I was supposed to move to Portland this month, but things changed. I thought I belonged there, but now I’m thinking maybe I don’t belong anywhere. Mammoth is where I am at, though. And I’m realizing that maybe, right now, I wouldn’t survive in Portland anyway, because I don’t really know anyone there, no one there has really tried to accept me, and I’m not one who makes friends easily. In fact, I think I have forgotten how to altogether.
When I was in high school I had a lot of friends. I made friends any time I went out of town, and I was pretty good at staying in touch with them. I loved them all deeply. Most everyone at my high school knew me, and most everyone who knew me liked me, even if they didn’t know the shit my mind put me through. So I never realized I had a problem until I got a little older and realized all of those friends were out of convenience.
When I got to college I didn’t make an effort to make friends right away, and stuck with the ones that piled on and accepted me as time passed. My sophomore year I had a mental break down and pushed everyone away. Those that helped me through that time, for the most part, forgot that my mind is not always broken, and that I can be healthy and happy and normal. And so, when I was ready to pull them in, they pushed me away and forgot me. I accepted that I am forgotten.

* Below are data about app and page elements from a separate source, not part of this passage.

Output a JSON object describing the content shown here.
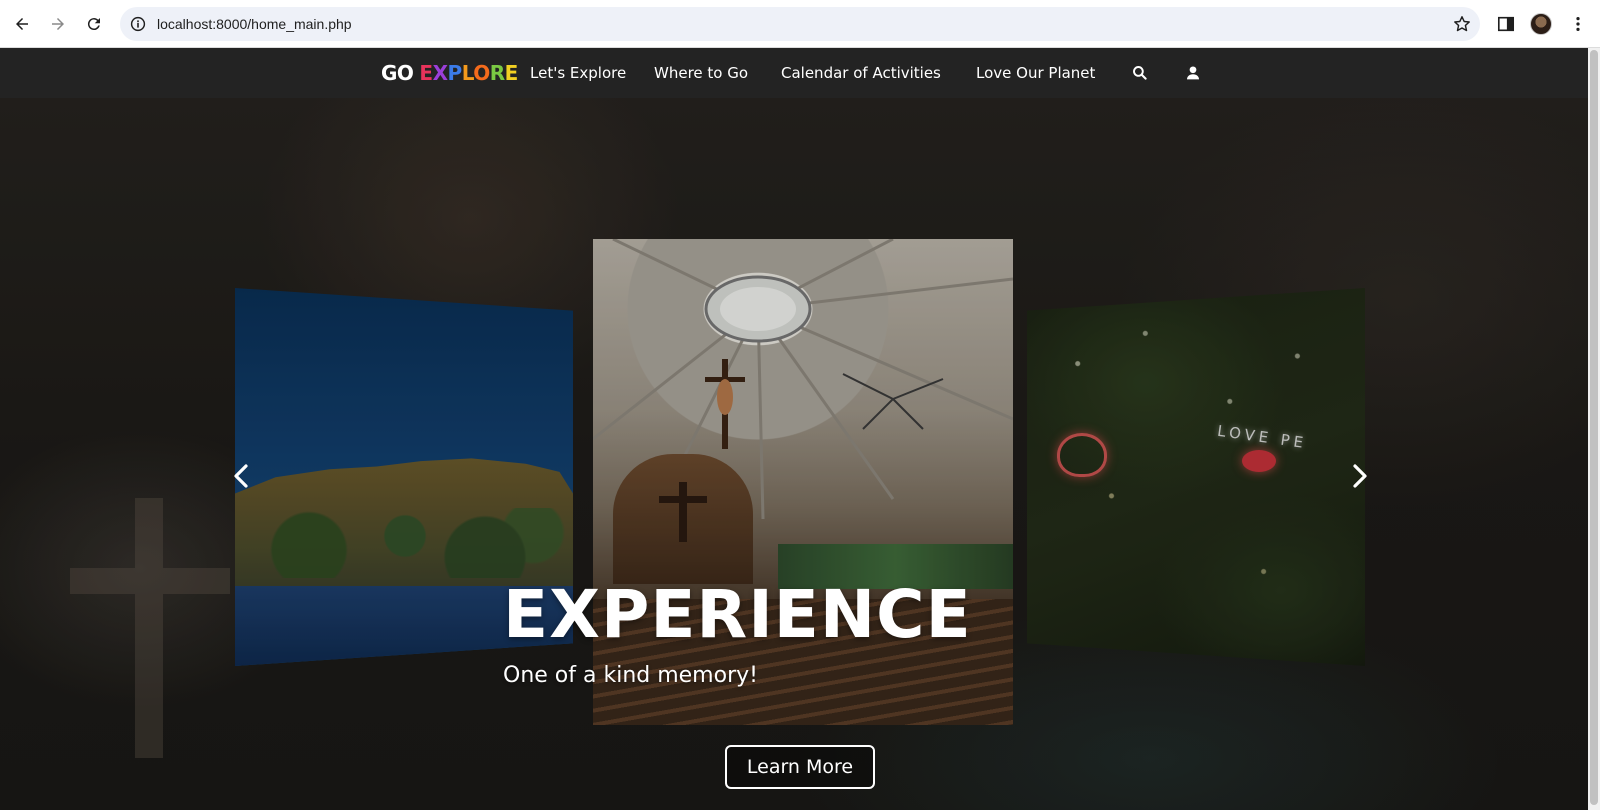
{
  "browser": {
    "url": "localhost:8000/home_main.php",
    "icons": [
      "back-icon",
      "forward-icon",
      "reload-icon",
      "site-info-icon",
      "bookmark-star-icon",
      "side-panel-icon",
      "profile-avatar",
      "more-menu-icon"
    ]
  },
  "nav": {
    "logo_go": "GO",
    "logo_explore": [
      "E",
      "X",
      "P",
      "L",
      "O",
      "R",
      "E"
    ],
    "logo_colors": [
      "#e8335b",
      "#9b3fd9",
      "#3b7be8",
      "#f49a1c",
      "#f46b1c",
      "#7ac943",
      "#f2d022"
    ],
    "links": [
      "Let's Explore",
      "Where to Go",
      "Calendar of Activities",
      "Love Our Planet"
    ],
    "icons": [
      "search-icon",
      "user-icon"
    ],
    "background": "#232323"
  },
  "hero": {
    "headline": "EXPERIENCE",
    "subline": "One of a kind memory!",
    "cta_label": "Learn More",
    "slides": [
      "island",
      "church",
      "night-park"
    ],
    "park_sign": "LOVE PE"
  }
}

When my mind broke, I developed some pretty strong social anxiety, just to add on to my manic depressive tendencies. Going to someplace where I don’t have someone to cling to gives me panic attacks and overwhelms me unless I have something to distract my mind with. But it’s like no one understands that. Because of this, meeting new people freaks me out, and even though friendship and community is something that I really desire, it’s not something that I feel capable of obtaining.
My biggest fear is that I am annoying. I think I become more annoying when I mention that I’m annoying, than I am in actual annoyance. When I meet someone new, I am afraid to pursue their friendship, because I’m worried that I’ll push them away, and when they don’t pursue me in any way, I decide that we’re not friends and that they don’t like me anyway. When someone does invite me to do something, I expect to hang out with them. However, when they invite more than just me and I’m with a bunch of people that I don’t know, I shut down and become afraid to go at all. You can see how making friends is a problem.
But you see, the biggest thing that people were created to want, desire, need, is community. Humans need each other. I need people, so why am I so afraid of them? If I had moved to Portland I would have starved myself of other people and eventually quit functioning altogether. Being in Mammoth, near where I grew up, I know people, but I don’t have friends, and it’s already a struggle. So I guess what I’m saying is that I need friends. I need to remember how to make them. I need to remember how to be a person again.